 Summer reading/fall convocation

First year students read Strength in What Remains by Tracy Kidder before arriving on campus in the fall. Deogratias Niyizonkiza, whose story is told in this book, spoke at fall convocation.

Strength in What Remains is story of Deogratias Niyizonkiza who arrives in the United States from Burundi in search of a new life.
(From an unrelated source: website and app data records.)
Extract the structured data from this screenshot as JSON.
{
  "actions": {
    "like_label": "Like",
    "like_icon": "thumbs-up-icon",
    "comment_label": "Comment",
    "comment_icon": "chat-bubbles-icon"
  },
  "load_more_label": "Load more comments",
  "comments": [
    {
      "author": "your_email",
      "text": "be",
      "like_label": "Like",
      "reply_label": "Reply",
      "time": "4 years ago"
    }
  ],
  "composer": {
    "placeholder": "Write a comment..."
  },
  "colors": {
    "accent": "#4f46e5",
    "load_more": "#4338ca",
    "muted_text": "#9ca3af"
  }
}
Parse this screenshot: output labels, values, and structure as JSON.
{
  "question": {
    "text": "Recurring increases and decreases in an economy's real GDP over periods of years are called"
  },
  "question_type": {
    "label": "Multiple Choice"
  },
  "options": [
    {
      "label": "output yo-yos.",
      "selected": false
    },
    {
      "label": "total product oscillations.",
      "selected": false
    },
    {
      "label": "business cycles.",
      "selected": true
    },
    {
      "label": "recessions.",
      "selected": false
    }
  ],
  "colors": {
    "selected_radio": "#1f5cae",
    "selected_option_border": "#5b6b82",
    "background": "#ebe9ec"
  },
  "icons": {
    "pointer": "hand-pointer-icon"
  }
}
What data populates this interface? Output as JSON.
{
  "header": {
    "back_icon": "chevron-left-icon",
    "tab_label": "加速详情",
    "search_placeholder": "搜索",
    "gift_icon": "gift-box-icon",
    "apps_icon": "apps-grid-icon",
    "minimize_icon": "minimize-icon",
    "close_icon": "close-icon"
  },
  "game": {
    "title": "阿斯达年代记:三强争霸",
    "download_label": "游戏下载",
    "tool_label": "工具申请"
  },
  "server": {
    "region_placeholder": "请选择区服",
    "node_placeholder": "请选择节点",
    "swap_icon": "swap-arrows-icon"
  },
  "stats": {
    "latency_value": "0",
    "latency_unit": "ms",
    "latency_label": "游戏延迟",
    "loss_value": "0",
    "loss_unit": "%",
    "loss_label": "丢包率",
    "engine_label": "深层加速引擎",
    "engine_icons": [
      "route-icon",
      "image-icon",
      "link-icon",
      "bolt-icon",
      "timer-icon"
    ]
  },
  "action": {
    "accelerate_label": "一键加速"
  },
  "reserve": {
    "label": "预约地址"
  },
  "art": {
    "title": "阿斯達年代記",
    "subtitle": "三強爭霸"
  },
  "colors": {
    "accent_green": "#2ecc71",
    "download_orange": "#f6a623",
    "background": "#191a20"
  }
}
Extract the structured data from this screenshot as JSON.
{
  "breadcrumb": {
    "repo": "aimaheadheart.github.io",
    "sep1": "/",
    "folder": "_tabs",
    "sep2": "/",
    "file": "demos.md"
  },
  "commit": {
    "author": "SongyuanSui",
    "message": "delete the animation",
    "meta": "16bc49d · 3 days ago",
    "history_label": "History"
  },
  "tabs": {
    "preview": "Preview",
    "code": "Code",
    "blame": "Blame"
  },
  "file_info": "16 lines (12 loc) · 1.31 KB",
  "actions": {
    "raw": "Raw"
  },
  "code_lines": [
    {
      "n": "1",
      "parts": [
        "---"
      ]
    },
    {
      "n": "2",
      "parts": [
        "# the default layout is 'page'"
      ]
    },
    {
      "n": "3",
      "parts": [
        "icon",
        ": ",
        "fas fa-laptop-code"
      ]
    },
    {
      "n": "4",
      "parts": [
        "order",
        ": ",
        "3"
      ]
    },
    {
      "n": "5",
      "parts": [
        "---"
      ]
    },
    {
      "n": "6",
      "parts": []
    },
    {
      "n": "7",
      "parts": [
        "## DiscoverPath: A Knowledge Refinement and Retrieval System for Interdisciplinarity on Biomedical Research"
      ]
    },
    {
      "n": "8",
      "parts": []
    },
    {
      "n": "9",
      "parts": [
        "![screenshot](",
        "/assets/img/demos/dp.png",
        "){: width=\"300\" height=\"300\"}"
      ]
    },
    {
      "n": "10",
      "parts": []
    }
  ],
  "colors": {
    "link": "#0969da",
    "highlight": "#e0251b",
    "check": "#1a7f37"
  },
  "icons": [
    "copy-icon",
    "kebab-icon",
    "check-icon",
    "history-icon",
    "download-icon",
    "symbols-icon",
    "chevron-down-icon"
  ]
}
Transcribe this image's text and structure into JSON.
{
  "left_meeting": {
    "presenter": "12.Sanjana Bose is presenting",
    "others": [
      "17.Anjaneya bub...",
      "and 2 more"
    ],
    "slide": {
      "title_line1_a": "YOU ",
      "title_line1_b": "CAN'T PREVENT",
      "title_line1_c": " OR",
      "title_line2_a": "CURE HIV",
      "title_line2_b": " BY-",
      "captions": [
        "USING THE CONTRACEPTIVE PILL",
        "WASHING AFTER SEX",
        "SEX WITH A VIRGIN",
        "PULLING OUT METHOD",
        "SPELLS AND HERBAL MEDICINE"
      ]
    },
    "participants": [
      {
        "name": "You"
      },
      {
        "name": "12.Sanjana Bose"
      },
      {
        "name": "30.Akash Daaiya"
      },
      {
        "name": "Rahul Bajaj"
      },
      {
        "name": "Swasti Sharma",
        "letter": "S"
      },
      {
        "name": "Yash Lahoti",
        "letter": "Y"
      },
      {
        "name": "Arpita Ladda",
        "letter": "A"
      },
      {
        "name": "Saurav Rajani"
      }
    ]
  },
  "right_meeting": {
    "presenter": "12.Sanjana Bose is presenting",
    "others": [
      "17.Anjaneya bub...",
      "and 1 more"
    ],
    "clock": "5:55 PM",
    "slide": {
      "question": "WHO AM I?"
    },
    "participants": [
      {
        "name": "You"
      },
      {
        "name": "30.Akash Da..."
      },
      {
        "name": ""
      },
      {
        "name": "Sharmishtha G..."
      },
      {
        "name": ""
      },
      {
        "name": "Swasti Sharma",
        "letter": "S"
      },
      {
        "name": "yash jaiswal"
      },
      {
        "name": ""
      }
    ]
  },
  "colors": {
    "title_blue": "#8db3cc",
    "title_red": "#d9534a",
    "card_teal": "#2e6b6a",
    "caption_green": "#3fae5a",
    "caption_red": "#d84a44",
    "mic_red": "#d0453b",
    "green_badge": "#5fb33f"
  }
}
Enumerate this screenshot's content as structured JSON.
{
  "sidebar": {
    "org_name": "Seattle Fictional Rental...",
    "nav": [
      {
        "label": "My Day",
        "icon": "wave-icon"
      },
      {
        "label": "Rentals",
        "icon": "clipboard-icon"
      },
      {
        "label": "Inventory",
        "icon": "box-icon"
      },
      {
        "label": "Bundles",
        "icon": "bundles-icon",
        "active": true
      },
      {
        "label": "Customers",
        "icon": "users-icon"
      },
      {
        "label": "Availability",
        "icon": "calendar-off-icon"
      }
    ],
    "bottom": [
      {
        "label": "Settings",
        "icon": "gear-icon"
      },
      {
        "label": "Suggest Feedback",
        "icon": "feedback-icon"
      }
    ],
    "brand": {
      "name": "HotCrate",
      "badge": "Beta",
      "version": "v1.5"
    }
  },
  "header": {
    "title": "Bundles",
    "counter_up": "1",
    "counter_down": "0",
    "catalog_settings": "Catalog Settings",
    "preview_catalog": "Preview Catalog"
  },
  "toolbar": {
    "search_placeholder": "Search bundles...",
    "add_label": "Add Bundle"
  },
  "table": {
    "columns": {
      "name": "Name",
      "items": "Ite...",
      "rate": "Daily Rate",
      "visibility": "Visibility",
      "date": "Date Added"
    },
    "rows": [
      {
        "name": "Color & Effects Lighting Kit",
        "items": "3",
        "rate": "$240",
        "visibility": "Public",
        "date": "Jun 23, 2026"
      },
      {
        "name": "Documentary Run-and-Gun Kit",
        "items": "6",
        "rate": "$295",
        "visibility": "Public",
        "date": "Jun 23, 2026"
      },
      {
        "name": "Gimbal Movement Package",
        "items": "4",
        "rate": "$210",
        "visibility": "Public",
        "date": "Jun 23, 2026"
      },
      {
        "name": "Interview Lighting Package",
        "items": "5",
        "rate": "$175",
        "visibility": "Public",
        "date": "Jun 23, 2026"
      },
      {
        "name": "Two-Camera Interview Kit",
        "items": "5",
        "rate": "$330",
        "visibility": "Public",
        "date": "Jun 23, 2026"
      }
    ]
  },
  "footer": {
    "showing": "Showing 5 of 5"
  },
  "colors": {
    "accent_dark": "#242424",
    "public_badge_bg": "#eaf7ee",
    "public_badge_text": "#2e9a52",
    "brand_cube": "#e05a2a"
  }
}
Having survived a civil war and genocide, he lands at JFK airport with $200, no English and no contacts. He ekes out a precarious existence until he meets the strangers who will change his life, pointing him eventually in the direction of Columbia University, medical school and a life devoted to healing. Kidder breaks new ground in telling this unforgettable story as he travels back over a turbulent life and shows us what it means to be fully human. (back cover)

Deo's visit was supported by academic affairs and a grant from the Luce Foundation secured by the advancement office.